There are several aspects about batteries that present a potential hazard to the user. If these are known and taken into consideration when using batteries they are quite safe. Ignore these facts and your battery bank can become very dangerous and a risk to life and limb. Most batteries intended for installation into a remote area power supply (RAPS) come with a handbook detailing installation procedure and safety precautions. Be sure to read this information carefully.
When handling or working on batteries there are some basic rules.

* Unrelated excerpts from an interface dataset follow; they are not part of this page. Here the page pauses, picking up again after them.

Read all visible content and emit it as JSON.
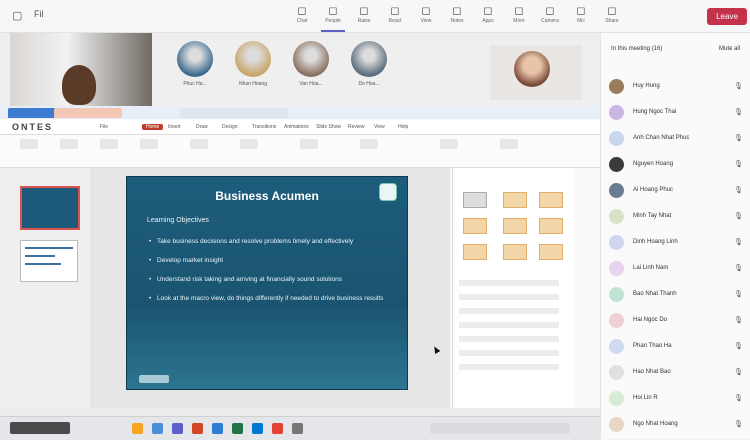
{
  "window": {
    "icon": "window-icon",
    "title": "Fil"
  },
  "toolbar": {
    "leave_label": "Leave",
    "buttons": [
      {
        "label": "Chat",
        "icon": "chat-icon"
      },
      {
        "label": "People",
        "icon": "people-icon"
      },
      {
        "label": "Raise",
        "icon": "hand-icon"
      },
      {
        "label": "React",
        "icon": "react-icon"
      },
      {
        "label": "View",
        "icon": "view-icon"
      },
      {
        "label": "Notes",
        "icon": "notes-icon"
      },
      {
        "label": "Apps",
        "icon": "apps-icon"
      },
      {
        "label": "More",
        "icon": "more-icon"
      },
      {
        "label": "Camera",
        "icon": "camera-icon"
      },
      {
        "label": "Mic",
        "icon": "mic-icon"
      },
      {
        "label": "Share",
        "icon": "share-icon"
      }
    ]
  },
  "video_strip": {
    "participants": [
      {
        "name": "Phuc Ha..."
      },
      {
        "name": "Nhan Hoang"
      },
      {
        "name": "Van Hoa..."
      },
      {
        "name": "Do Hoa..."
      }
    ]
  },
  "ppt": {
    "brand": "ONTES",
    "ribbon_tabs": [
      "File",
      "Home",
      "Insert",
      "Draw",
      "Design",
      "Transitions",
      "Animations",
      "Slide Show",
      "Review",
      "View",
      "Help"
    ],
    "slide": {
      "title": "Business Acumen",
      "subtitle": "Learning Objectives",
      "bullets": [
        "Take business decisions and resolve problems timely and effectively",
        "Develop market insight",
        "Understand risk taking and arriving at financially sound solutions",
        "Look at the macro view, do things differently if needed to drive business results"
      ]
    }
  },
  "sidebar": {
    "heading": "In this meeting (16)",
    "heading_action": "Mute all",
    "people": [
      {
        "name": "Huy Hung",
        "color": "#9a7b5c"
      },
      {
        "name": "Hung Ngoc Thai",
        "color": "#c9b6e4"
      },
      {
        "name": "Anh Chan Nhat Phuc",
        "color": "#c8d7ee"
      },
      {
        "name": "Nguyen Hoang",
        "color": "#3b3b3b"
      },
      {
        "name": "Ai Hoang Phuc",
        "color": "#6a7c8f"
      },
      {
        "name": "Minh Tay Nhat",
        "color": "#d6e3c7"
      },
      {
        "name": "Dinh Hoang Linh",
        "color": "#cfd6f0"
      },
      {
        "name": "Lai Linh Nam",
        "color": "#e7d3ef"
      },
      {
        "name": "Bao Nhat Thanh",
        "color": "#bfe4d4"
      },
      {
        "name": "Hai Ngoc Do",
        "color": "#f0cfd6"
      },
      {
        "name": "Phan Thao Ha",
        "color": "#cfd9f0"
      },
      {
        "name": "Hao Nhat Bao",
        "color": "#e0e0e0"
      },
      {
        "name": "Hoi Lin R",
        "color": "#d6ecd6"
      },
      {
        "name": "Ngo Nhat Hoang",
        "color": "#e6d6c6"
      }
    ]
  }
}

DO NOT SMOKE. Batteries give off explosive gases. Remove any watches, jewellery or other metallic objects from your arms, hands neck etc. These could cause a short circuit with possible burns and explosions resulting. Wear protective clothing. An apron, gloves and eye protection are recommended. Access to batteries should be limited to responsible adults.

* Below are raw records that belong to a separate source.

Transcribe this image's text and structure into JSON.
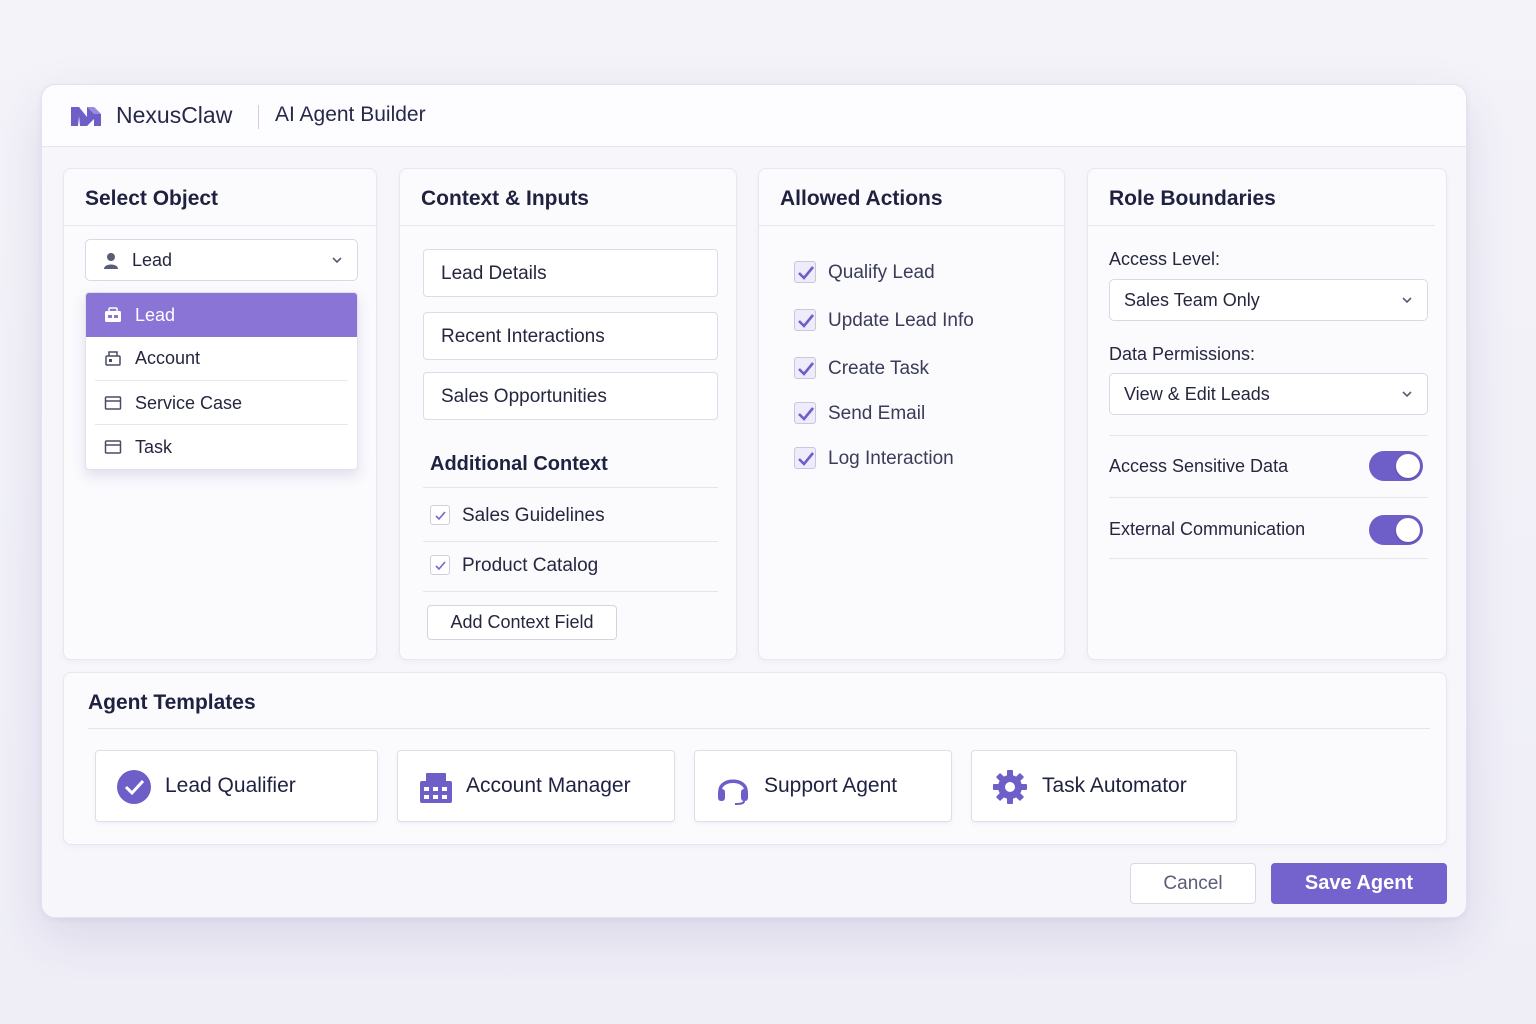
{
  "header": {
    "brand": "NexusClaw",
    "app_title": "AI Agent Builder"
  },
  "colors": {
    "accent": "#7463cc",
    "accent_light": "#8a74d6",
    "background": "#f4f3f9"
  },
  "select_object": {
    "title": "Select Object",
    "selected": "Lead",
    "selected_icon": "person-icon",
    "options": [
      {
        "label": "Lead",
        "icon": "lead-card-icon",
        "active": true
      },
      {
        "label": "Account",
        "icon": "account-icon",
        "active": false
      },
      {
        "label": "Service Case",
        "icon": "window-icon",
        "active": false
      },
      {
        "label": "Task",
        "icon": "window-icon",
        "active": false
      }
    ]
  },
  "context": {
    "title": "Context & Inputs",
    "inputs": [
      "Lead Details",
      "Recent Interactions",
      "Sales Opportunities"
    ],
    "additional_title": "Additional Context",
    "additional": [
      {
        "label": "Sales Guidelines",
        "checked": true
      },
      {
        "label": "Product Catalog",
        "checked": true
      }
    ],
    "add_button": "Add Context Field"
  },
  "actions": {
    "title": "Allowed Actions",
    "items": [
      {
        "label": "Qualify Lead",
        "checked": true
      },
      {
        "label": "Update Lead Info",
        "checked": true
      },
      {
        "label": "Create Task",
        "checked": true
      },
      {
        "label": "Send Email",
        "checked": true
      },
      {
        "label": "Log Interaction",
        "checked": true
      }
    ]
  },
  "role": {
    "title": "Role Boundaries",
    "access_label": "Access Level:",
    "access_value": "Sales Team Only",
    "perm_label": "Data Permissions:",
    "perm_value": "View & Edit Leads",
    "toggles": [
      {
        "label": "Access Sensitive Data",
        "on": true
      },
      {
        "label": "External Communication",
        "on": true
      }
    ]
  },
  "templates": {
    "title": "Agent Templates",
    "items": [
      {
        "label": "Lead Qualifier",
        "icon": "check-circle-icon"
      },
      {
        "label": "Account Manager",
        "icon": "building-icon"
      },
      {
        "label": "Support Agent",
        "icon": "headset-icon"
      },
      {
        "label": "Task Automator",
        "icon": "gear-icon"
      }
    ]
  },
  "footer": {
    "cancel": "Cancel",
    "save": "Save Agent"
  }
}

Batteries are heavy. If you are installing your own batteries take care when moving and lifting them. Flooded lead acid batteries must always be kept vertical and should never be lifted by their terminals. Make sure your batteries are securely installed and cannot fall or be knocked over. The combined result of having your hand crushed by a 60kg battery and burnt by sulphuric acid could be very unpleasant.
Batteries contain acid. Sulphuric acid in fact. It may be dilute but it can still burn and is highly corrosive. If you get any on your clothing there will be a hole. If you get acid on your skin wash it off with large amounts of water. Remove any contaminated clothing. If acid is ingested do NOT induce vomiting but drink lots of clean water and seek immediate medical attention. Acid splashes to the eyes should be washed out with lots of water and once again seek medical attention.

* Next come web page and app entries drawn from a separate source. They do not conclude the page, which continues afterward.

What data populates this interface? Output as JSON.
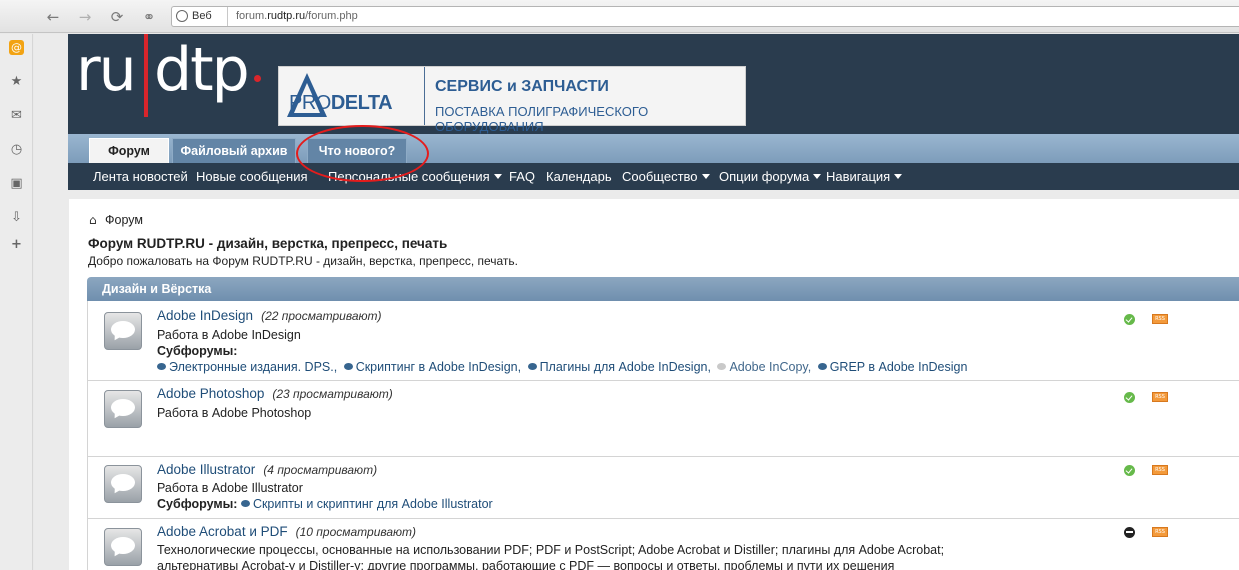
{
  "browser": {
    "web_label": "Веб",
    "url_prefix": "forum.",
    "url_host": "rudtp.ru",
    "url_path": "/forum.php"
  },
  "site": {
    "logo_left": "ru",
    "logo_right": "dtp",
    "banner": {
      "brand_pro": "PRO",
      "brand_delta": "DELTA",
      "title": "СЕРВИС и ЗАПЧАСТИ",
      "subtitle": "ПОСТАВКА ПОЛИГРАФИЧЕСКОГО ОБОРУДОВАНИЯ"
    },
    "tabs": [
      {
        "label": "Форум"
      },
      {
        "label": "Файловый архив"
      },
      {
        "label": "Что нового?"
      }
    ],
    "subnav": [
      {
        "label": "Лента новостей"
      },
      {
        "label": "Новые сообщения"
      },
      {
        "label": "Персональные сообщения"
      },
      {
        "label": "FAQ"
      },
      {
        "label": "Календарь"
      },
      {
        "label": "Сообщество"
      },
      {
        "label": "Опции форума"
      },
      {
        "label": "Навигация"
      }
    ]
  },
  "content": {
    "breadcrumb": "Форум",
    "title": "Форум RUDTP.RU - дизайн, верстка, препресс, печать",
    "description": "Добро пожаловать на Форум RUDTP.RU - дизайн, верстка, препресс, печать.",
    "category": "Дизайн и Вёрстка",
    "subforums_label": "Субфорумы:",
    "forums": [
      {
        "name": "Adobe InDesign",
        "views": "(22 просматривают)",
        "desc": "Работа в Adobe InDesign",
        "subforums": [
          "Электронные издания. DPS.,",
          "Скриптинг в Adobe InDesign,",
          "Плагины для Adobe InDesign,",
          "Adobe InCopy,",
          "GREP в Adobe InDesign"
        ]
      },
      {
        "name": "Adobe Photoshop",
        "views": "(23 просматривают)",
        "desc": "Работа в Adobe Photoshop"
      },
      {
        "name": "Adobe Illustrator",
        "views": "(4 просматривают)",
        "desc": "Работа в Adobe Illustrator",
        "subforums": [
          "Скрипты и скриптинг для Adobe Illustrator"
        ]
      },
      {
        "name": "Adobe Acrobat и PDF",
        "views": "(10 просматривают)",
        "desc": "Технологические процессы, основанные на использовании PDF; PDF и PostScript; Adobe Acrobat и Distiller; плагины для Adobe Acrobat;",
        "desc2": "альтернативы Acrobat-у и Distiller-у; другие программы, работающие с PDF — вопросы и ответы, проблемы и пути их решения"
      }
    ],
    "rss_label": "RSS"
  },
  "icons": [
    "back-icon",
    "forward-icon",
    "reload-icon",
    "key-icon",
    "globe-icon",
    "mail-at-icon",
    "star-icon",
    "envelope-icon",
    "clock-icon",
    "note-icon",
    "download-icon",
    "plus-icon",
    "home-icon",
    "forum-bubble-icon",
    "status-ok-icon",
    "status-closed-icon",
    "rss-icon"
  ]
}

Risk of explosion. When batteries are charging they give off a mixture of gases which include hydrogen and oxygen. In the right proportions this can be an explosive combination. It is very important to ensure that there is adequate ventilation to prevent any build up of these gasses. It is also extremely important to make sure that there is no chance of igniting any gasses that might be present. Once again NO SMOKING around batteries, no naked flames, no electric motors or any similar device that might produce sparks. Beware of short circuits across the battery terminals that could make a spark(or worse - the short circuit current of many of these batteries can be in the region of 2000 amps. Such a high current flow will normally lead to the battery exploding) and be sure to disconnect the batteries from the rest of the system before doing any work on them.
The battery connections should always be covered by shrouds to prevent accidental short circuits. Only remove these shrouds one at a time if you are tightening connections. Use an insulated spanner to tighten battery connections.
Disposal of batteries. Recycling is the only responsible way to dispose of old batteries. Lead is quite valuable to recyclers, so it pays off financially too. Make the effort to take your old batteries
The next article covers basic maintenance.